If parts of the bill are challenged by the federal government "there will be costs associated with defending those provisions," according to the Office of the Legislative Fiscal Analyst.

Summit County Sheriff Dave Edmunds said SB 11 does not concern him even though fewer gun buyers may undergo background checks if the legislation is approved.

"These federal regulations on guns have not done their job in my opinion. I have never been concerned about a good, law-abiding citizen having a gun. It has never bothered me," Edmunds said. "The law-abiding public and the people who actually submit themselves to background checks, those are not the people who are committing gun crimes.

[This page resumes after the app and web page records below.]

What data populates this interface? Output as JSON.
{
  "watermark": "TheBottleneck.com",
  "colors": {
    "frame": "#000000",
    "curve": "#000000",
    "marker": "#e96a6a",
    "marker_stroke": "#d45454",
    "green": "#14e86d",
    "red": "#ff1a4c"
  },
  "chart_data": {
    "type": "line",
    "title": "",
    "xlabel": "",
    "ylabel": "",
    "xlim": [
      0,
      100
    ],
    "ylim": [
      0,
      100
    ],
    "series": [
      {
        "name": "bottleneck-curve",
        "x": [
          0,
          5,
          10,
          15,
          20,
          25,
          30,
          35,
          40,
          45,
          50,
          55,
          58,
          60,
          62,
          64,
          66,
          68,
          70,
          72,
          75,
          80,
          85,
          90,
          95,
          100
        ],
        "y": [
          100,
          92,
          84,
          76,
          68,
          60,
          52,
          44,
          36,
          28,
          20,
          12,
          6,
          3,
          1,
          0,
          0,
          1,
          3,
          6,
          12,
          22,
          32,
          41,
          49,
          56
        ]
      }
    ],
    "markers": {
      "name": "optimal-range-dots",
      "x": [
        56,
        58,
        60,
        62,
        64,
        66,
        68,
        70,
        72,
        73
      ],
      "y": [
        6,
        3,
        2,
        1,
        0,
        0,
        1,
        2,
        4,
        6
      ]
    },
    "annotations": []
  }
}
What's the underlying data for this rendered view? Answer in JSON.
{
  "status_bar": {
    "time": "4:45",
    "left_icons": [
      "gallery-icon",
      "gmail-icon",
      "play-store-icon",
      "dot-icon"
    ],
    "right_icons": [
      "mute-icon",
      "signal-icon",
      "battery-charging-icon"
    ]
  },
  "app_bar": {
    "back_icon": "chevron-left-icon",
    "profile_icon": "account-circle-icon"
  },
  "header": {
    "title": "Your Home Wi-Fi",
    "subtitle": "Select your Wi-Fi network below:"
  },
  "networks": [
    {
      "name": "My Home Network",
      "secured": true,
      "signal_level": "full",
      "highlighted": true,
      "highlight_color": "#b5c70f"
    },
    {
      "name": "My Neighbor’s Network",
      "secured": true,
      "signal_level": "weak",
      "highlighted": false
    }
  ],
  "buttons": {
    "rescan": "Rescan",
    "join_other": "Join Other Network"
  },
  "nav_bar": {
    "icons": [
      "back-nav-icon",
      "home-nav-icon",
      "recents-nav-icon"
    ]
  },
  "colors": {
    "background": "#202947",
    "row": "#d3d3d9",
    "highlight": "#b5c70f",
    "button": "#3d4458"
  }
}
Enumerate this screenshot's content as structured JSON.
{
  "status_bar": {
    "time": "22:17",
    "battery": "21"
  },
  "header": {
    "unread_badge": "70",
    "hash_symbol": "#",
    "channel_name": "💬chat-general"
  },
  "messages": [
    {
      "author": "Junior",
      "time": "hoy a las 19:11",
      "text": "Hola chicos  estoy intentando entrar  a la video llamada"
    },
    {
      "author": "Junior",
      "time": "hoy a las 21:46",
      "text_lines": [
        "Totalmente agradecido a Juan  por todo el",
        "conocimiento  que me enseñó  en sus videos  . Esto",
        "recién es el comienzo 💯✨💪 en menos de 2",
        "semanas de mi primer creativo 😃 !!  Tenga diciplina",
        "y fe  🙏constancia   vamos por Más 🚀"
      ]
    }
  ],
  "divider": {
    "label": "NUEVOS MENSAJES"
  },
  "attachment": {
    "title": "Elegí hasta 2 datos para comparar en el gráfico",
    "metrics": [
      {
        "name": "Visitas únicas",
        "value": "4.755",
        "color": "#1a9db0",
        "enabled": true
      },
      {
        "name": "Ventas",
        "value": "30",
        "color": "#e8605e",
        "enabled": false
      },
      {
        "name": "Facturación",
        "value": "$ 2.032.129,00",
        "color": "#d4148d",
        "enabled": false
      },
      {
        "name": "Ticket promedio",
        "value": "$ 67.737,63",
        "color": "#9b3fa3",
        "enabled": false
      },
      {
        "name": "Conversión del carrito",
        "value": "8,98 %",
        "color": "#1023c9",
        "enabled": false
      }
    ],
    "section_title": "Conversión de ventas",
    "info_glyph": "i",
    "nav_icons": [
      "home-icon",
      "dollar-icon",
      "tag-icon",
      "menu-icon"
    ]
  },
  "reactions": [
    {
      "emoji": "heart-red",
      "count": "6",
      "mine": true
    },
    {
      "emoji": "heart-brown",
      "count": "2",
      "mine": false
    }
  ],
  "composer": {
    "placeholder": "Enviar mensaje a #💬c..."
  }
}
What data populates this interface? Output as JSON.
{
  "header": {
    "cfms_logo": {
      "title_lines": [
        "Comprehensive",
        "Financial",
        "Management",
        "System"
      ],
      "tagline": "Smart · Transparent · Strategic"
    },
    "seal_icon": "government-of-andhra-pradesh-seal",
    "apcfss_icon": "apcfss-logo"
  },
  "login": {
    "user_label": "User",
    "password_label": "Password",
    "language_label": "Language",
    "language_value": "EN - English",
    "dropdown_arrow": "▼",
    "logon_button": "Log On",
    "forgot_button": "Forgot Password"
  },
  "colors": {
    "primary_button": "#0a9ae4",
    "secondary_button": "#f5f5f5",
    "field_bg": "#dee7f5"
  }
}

People who are committing gun crimes are career criminals."

Gun accidents will not increase if SB 11 becomes law, Edmunds said.

"That’s an absurd notion," Edmunds said.

"I have never seen the onerous gun laws at the federal level protect anyone."